The queen is the most important member of a bumblebee colony. She lays all the eggs and does all the work to make sure the colony survives. The queen has two yellow bands—one behind her head and one on her abdomen.

The buff-tailed queen bumblebee is a species of queen bumblebee that is found throughout Europe and North America. They are easily identified by their buff-colored tails. They are the most common type of bumblebee in Europe and are important pollinators.

Early Bumblebee Bombus pratorum

The Early Bumblebee is a small, black and yellow bumblebee. It is one of the first bumblebees to emerge in the spring. It is found throughout North America.

Queen Early Bumblebee nests are typically underground and contain no more than 100 workers. The queen is the only reproductive member of the nest and is responsible for laying eggs, as well as for maintaining the nest.

They are noticeably smaller than other queen bumblebees and have a small orange-red or rosy tail, as well as two lemon yellow bands: one behind the head and one on the abdomen. Queens can live for up to 5 years, whereas workers only live for about four months.

Red-tailed Bumblebee Bombus lapidarius

The Red-tailed Bumblebee is a common bumblebee in the UK. It nests underground and typically has two broods per year.

In fact, the queen here is the most important member of a bumblebee colony. She is the only bee member in the colony that can lay eggs. Bumblebee queens are very distinctive, with a black-haired body and a large crimson-red tail.

White-tailed Bumblebee Bombus lucorum agg.

A White-tailed Bumblebee is a group of three species that can only be separated by DNA analysis.

This is because they are very similar in appearance and share many of the same characteristics. The three species are Bombus lucorum, Bombus Magnus, and Bombus Terrestris.

One of the most easily identifiable features of a queen belonging to this species of bumblebee is its white tail. The white-tailed bumblebee, Bombus lucorum agg., can be found throughout Europe and parts of Asia.

Queens have two bright yellow bands on their bodies: one behind their heads and one on their abdomen. The band near the head is usually wider, and it’s used as a way to identify a queen.

Garden Bumblebee Bombus hortorum

The Garden Bumblebee is a common species of bumblebee that can be found in gardens and meadows. They are easily identified by their long tongue, which is characteristic of the species.

They are social insects and live in colonies that can contain up to 150 gardens.

They have a queen, which is the only bee in the colony that can lay eggs. The queen is bigger than the other bees in the colony and has a white tail. She also has three yellow bands that are close together on her body.

Tree Bumblebee Bombus hypnorum

The Tree Bumblebee is a recent arrival to both the North East and Britain. It was first spotted in the UK in 2001 and had been slowly making its way across the country. The bee gets its name from being found near trees and other vegetation.

They are distinguished by their white tail and ginger-brown thorax. Their black abdomen is also unique among British bumblebees. Queens have a particularly long lifespan and can live for up to two years.

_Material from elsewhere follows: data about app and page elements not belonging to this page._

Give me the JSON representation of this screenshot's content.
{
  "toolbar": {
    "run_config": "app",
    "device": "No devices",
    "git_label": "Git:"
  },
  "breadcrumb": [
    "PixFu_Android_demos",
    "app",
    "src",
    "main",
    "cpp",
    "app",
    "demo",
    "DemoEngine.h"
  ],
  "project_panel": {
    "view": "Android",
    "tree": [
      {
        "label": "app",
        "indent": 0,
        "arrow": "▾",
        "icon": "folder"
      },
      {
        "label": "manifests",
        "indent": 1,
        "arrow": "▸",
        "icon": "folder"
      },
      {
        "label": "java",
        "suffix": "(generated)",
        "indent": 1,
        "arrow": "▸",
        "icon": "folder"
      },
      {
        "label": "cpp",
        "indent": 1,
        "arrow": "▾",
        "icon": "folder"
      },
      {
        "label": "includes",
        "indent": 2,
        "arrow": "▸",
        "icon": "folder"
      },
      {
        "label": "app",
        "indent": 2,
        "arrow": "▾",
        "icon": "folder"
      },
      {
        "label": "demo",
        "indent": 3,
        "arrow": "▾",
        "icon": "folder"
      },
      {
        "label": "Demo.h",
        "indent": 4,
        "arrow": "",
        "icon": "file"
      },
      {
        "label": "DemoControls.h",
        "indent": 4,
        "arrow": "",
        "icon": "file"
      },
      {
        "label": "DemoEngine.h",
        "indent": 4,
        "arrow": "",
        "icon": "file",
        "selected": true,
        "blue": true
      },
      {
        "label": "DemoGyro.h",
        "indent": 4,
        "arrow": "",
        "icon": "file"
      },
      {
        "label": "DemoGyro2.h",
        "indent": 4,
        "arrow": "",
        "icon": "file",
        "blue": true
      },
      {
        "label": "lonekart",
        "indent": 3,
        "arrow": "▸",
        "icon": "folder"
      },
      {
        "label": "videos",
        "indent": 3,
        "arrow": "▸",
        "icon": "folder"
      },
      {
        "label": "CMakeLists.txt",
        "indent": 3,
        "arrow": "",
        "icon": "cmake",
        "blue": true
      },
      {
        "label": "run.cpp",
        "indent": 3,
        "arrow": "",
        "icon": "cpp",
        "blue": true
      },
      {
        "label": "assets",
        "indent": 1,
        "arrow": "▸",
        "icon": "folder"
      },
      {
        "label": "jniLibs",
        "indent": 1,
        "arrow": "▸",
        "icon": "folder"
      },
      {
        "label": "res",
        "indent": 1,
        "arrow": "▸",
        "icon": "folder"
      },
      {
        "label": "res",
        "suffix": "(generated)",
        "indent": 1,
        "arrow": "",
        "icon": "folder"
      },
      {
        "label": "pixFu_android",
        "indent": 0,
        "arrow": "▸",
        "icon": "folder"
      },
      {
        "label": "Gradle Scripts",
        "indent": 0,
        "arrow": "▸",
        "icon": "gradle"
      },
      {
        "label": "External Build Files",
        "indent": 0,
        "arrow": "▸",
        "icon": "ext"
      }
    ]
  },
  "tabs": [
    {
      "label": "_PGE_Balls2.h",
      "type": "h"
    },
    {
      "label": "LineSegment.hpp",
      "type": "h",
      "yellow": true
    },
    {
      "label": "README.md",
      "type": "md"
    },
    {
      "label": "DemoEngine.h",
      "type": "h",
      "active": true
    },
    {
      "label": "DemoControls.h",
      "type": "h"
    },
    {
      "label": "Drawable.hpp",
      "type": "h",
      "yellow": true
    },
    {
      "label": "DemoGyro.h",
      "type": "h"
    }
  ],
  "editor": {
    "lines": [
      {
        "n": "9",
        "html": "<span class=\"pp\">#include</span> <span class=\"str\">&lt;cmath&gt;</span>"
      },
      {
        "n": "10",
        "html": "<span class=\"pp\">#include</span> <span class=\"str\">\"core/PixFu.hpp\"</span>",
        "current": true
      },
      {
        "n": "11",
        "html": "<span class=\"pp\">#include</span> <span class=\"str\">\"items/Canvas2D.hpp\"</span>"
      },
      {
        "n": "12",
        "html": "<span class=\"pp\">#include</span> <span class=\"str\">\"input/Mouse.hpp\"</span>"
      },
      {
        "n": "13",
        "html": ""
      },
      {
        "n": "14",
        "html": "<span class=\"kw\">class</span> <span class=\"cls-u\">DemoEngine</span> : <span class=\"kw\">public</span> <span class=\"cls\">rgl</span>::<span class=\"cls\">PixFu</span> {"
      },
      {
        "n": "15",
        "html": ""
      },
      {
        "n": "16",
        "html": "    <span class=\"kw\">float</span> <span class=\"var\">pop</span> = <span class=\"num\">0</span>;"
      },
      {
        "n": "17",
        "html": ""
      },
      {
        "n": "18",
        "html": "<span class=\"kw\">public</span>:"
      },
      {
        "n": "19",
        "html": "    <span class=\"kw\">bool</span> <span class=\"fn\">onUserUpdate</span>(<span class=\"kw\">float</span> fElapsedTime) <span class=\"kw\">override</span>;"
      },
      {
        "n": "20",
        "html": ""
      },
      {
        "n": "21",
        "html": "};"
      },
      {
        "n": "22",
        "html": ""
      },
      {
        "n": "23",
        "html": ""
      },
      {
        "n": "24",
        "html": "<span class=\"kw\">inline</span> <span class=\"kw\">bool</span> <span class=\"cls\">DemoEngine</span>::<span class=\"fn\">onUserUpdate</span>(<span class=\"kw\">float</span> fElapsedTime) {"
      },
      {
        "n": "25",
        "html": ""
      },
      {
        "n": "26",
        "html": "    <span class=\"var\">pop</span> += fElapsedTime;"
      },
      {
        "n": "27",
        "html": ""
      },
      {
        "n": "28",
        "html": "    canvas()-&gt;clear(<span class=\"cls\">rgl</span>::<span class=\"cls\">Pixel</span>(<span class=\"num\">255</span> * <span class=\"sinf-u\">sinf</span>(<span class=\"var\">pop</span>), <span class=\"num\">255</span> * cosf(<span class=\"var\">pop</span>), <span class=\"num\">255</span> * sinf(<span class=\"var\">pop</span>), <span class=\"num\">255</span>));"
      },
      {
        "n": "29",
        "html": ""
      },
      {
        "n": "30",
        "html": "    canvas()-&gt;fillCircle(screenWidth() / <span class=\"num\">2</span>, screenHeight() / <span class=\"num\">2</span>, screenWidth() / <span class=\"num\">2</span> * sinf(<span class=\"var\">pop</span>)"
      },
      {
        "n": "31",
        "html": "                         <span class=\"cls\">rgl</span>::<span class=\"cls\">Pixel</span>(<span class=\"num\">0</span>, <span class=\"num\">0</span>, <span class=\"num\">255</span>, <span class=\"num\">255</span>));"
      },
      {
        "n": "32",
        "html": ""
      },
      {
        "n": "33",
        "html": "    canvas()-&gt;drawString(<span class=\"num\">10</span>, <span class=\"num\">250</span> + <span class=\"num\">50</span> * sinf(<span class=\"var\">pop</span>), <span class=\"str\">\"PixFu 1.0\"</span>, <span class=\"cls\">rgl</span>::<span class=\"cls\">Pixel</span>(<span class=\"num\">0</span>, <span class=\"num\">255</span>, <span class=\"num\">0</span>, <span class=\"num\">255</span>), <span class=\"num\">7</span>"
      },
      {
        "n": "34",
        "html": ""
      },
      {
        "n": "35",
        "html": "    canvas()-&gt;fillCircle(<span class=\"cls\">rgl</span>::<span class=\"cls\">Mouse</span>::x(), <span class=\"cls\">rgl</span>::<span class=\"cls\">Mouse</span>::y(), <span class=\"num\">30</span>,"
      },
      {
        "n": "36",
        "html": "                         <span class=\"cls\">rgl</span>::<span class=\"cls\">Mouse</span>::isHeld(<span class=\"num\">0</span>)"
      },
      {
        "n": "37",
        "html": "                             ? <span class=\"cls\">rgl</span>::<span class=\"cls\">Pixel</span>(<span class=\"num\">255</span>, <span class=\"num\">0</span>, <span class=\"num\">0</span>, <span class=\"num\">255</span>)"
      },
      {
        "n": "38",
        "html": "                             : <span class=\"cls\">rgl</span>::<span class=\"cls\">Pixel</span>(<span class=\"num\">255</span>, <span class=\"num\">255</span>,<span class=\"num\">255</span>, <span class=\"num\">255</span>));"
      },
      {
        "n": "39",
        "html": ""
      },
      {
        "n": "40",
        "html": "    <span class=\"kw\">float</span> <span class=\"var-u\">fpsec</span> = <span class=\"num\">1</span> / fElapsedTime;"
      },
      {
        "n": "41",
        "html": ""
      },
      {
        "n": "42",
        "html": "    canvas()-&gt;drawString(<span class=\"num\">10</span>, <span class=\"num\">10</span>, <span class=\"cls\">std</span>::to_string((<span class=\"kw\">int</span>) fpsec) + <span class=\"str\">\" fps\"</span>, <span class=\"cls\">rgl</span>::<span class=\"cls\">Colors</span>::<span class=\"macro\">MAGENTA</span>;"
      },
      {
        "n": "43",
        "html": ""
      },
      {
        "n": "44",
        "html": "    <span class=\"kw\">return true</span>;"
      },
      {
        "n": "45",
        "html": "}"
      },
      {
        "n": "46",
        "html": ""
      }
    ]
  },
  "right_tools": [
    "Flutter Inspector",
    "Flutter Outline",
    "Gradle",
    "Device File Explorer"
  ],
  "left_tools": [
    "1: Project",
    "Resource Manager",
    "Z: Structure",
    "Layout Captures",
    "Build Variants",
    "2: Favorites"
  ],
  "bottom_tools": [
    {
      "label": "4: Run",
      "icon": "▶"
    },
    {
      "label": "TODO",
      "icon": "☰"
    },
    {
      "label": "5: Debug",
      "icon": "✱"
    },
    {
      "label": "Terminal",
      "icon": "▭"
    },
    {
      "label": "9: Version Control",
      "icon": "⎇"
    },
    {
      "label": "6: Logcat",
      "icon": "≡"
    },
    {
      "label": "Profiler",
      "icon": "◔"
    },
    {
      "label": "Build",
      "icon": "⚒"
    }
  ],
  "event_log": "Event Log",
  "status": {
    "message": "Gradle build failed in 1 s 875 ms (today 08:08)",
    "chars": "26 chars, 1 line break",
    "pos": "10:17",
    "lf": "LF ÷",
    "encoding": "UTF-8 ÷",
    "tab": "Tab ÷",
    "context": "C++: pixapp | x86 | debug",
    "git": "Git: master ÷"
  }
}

Summary

Hopefully, through this article, you now have extensive knowledge regarding bumblebees having a queen as well as the various types of bumblebee queens.

FAQs

Do bumblebees sting you?

Bumblebees hardly seldom sting. You may lessen your chances of getting stung by a bumblebee by not agitating them or making them hostile. First and foremost, while dealing with bumblebees, it is important to remain calm. Do not swat at the bumblebees, bump the hive, touch or grasp the bumblebees, and so forth.

Are all female bumblebees Queens?

Bumblebee queens and workers are all females. The primary distinction between queens and laborers is their size.